This small painting of a lone rider who appears to have just traveled across a vast distance in a high desert environment is skillfully done with bright colors that still reflect a desert palette. The rider and horse are shown in full sunlight; behind them a large section of the terrain is shown in shadow caused by overhead clouds. The rough terrain of the landscape is dotted with clumps of sage and other desert plants. A large cedar anchors the right side of the canvas; its deep green provides a nice contrast to the browns and tans of the desert floor. It is a small scene, but Warren is still able to convey a sense of distance and scale.
Artist: Melvin Warren, CA (1920-1995)Description: Oil (1977) | Image Size: 28”h x 40”w; Framed Size: 38”h x 50”w
In this scene of two weather weary cowboys preparing to head out to check on the herd after a winter storm, Melvin Warren, gives the viewer an idea of the vast distances cowboys, like these, are required to cover. The ground is covered with snow and the storm clouds are rapidly receding into the distance; now the cowboys’ work will begin. Sunlight heightens the realism of the scene and effectively highlights the cowboys dress and gear. The two cow ponies patiently wait to return to their work as well.
La Luna De Roma
Artist: Melvin Warren, CA (1920-1995)Description: Oil (1980) | Image Size: 36”h x 60”w; Framed Size: 48”h x 72”w
Melvin Warren specialized in scenes from the Old West and he had a special fondness for portraying the history of his adopted state of Texas. Here he presented a nocturnal scene of three riders, two in cowboy hats and the third wearing a sombrero, and their waiting horses outside of an adobe house on the early frontier. While two patiently wait calming the horses, the third makes a call on the house. The effective use of moonlight illuminates the horses coats, the riders' hats and the shirt of one of the cowboys. The only other light source is provided by the glow of a lamp from inside the house. It is a tranquil scene, evocatively painted and so very well executed. Warren, a World War II veteran, worked as an illustrator early on in his career. Once he was able to solidify his place in the world of fine art he also joined the Cowboy Artists of America. President Lyndon B. Johnson was an avid fan and collector of Warren’s work as was former Texas Governor John Connally. Warren’s masterworks can be found in museums and private collections worldwide.

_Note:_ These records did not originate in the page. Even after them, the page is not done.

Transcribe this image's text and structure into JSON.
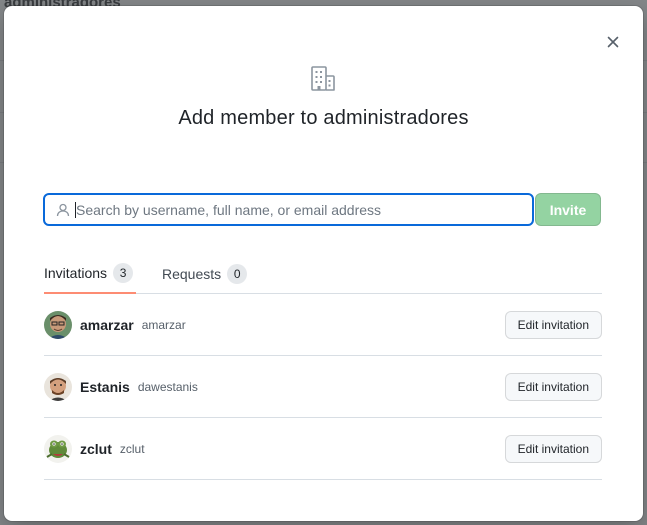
{
  "background": {
    "partial_text": "administradores"
  },
  "dialog": {
    "title": "Add member to administradores",
    "close_icon": "close-icon",
    "org_icon": "organization-icon",
    "search": {
      "placeholder": "Search by username, full name, or email address",
      "value": ""
    },
    "invite_label": "Invite",
    "colors": {
      "invite_bg": "#94d3a2",
      "focus_border": "#0969da",
      "tab_underline": "#fd8c73"
    }
  },
  "tabs": [
    {
      "label": "Invitations",
      "count": "3",
      "selected": true
    },
    {
      "label": "Requests",
      "count": "0",
      "selected": false
    }
  ],
  "invitations": [
    {
      "login": "amarzar",
      "name": "amarzar",
      "action": "Edit invitation"
    },
    {
      "login": "Estanis",
      "name": "dawestanis",
      "action": "Edit invitation"
    },
    {
      "login": "zclut",
      "name": "zclut",
      "action": "Edit invitation"
    }
  ]
}
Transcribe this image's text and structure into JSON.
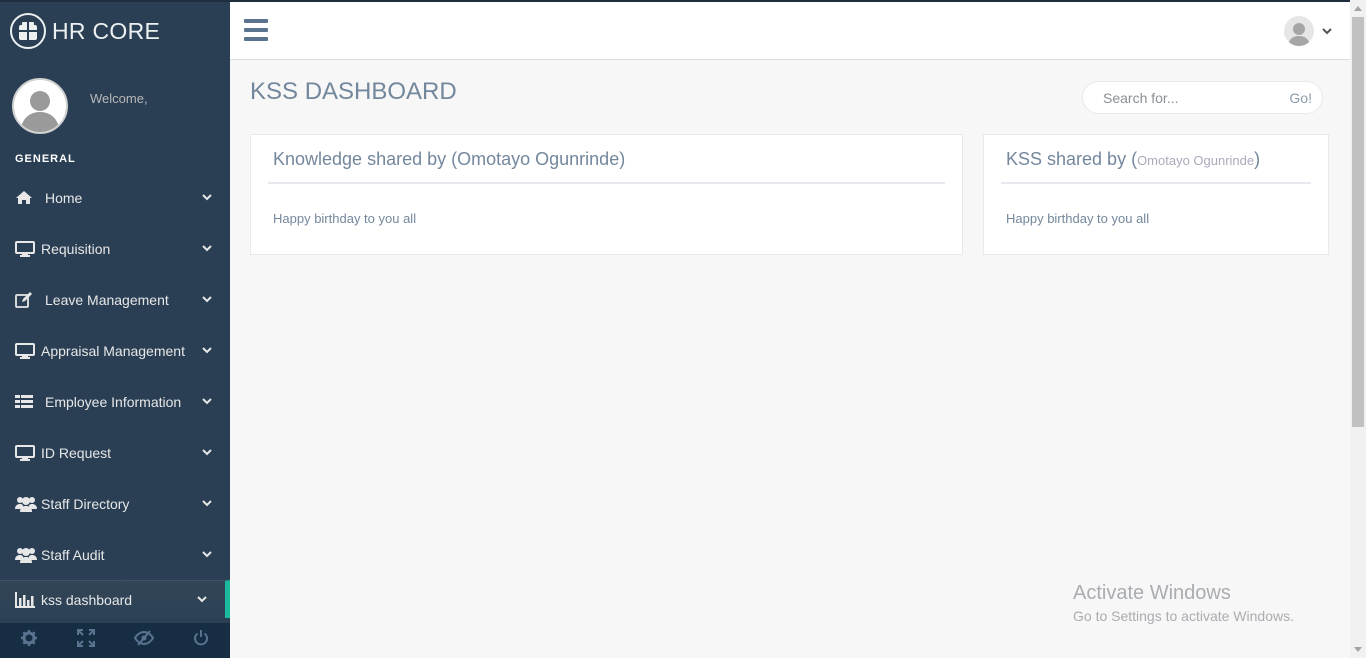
{
  "brand": {
    "title": "HR CORE",
    "logo_icon": "building-icon"
  },
  "profile": {
    "welcome": "Welcome,"
  },
  "sidebar": {
    "section_title": "GENERAL",
    "items": [
      {
        "label": "Home",
        "icon": "home-icon"
      },
      {
        "label": "Requisition",
        "icon": "desktop-icon"
      },
      {
        "label": "Leave Management",
        "icon": "edit-icon"
      },
      {
        "label": "Appraisal Management",
        "icon": "desktop-icon"
      },
      {
        "label": "Employee Information",
        "icon": "table-icon"
      },
      {
        "label": "ID Request",
        "icon": "desktop-icon"
      },
      {
        "label": "Staff Directory",
        "icon": "users-icon"
      },
      {
        "label": "Staff Audit",
        "icon": "users-icon"
      },
      {
        "label": "kss dashboard",
        "icon": "bar-chart-icon",
        "active": true
      }
    ],
    "footer_icons": [
      "settings-icon",
      "fullscreen-icon",
      "eye-slash-icon",
      "power-icon"
    ]
  },
  "main": {
    "page_title": "KSS DASHBOARD",
    "search": {
      "placeholder": "Search for...",
      "go_label": "Go!"
    },
    "panels": [
      {
        "title": "Knowledge shared by (Omotayo Ogunrinde)",
        "body": "Happy birthday to you all"
      },
      {
        "title_prefix": "KSS shared by (",
        "title_name": "Omotayo Ogunrinde",
        "title_suffix": ")",
        "body": "Happy birthday to you all"
      }
    ]
  },
  "watermark": {
    "title": "Activate Windows",
    "subtitle": "Go to Settings to activate Windows."
  },
  "colors": {
    "sidebar_bg": "#2A3F54",
    "accent": "#1ABB9C",
    "text_muted": "#73879C",
    "footer_bg": "#172D44"
  }
}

Artist: Melvin Warren, CA (1920-1995)Description: Oil (1969) | Image Size: 24”h x 36”w; Framed Size: 35 1/4”h x 47 1/2”w
A red serape is the first thing that captures the viewer’s attention in this nocturnal scene of a Mexican village. The serape is worn by a man riding a burro while leading a burro-pulled wagon out of the village and into the desert moonlight. Behind him the village is enjoying an active street life with people and vendors milling about. Several building interiors are lit by lanterns. The village church is shown in the background below a bright moon and distant mountains. The rider and wagon team are shown in the center of the canvas and ride toward the viewer, just before they leave the village. Warren has effectively and expertly depicted the village and shown a page from its history.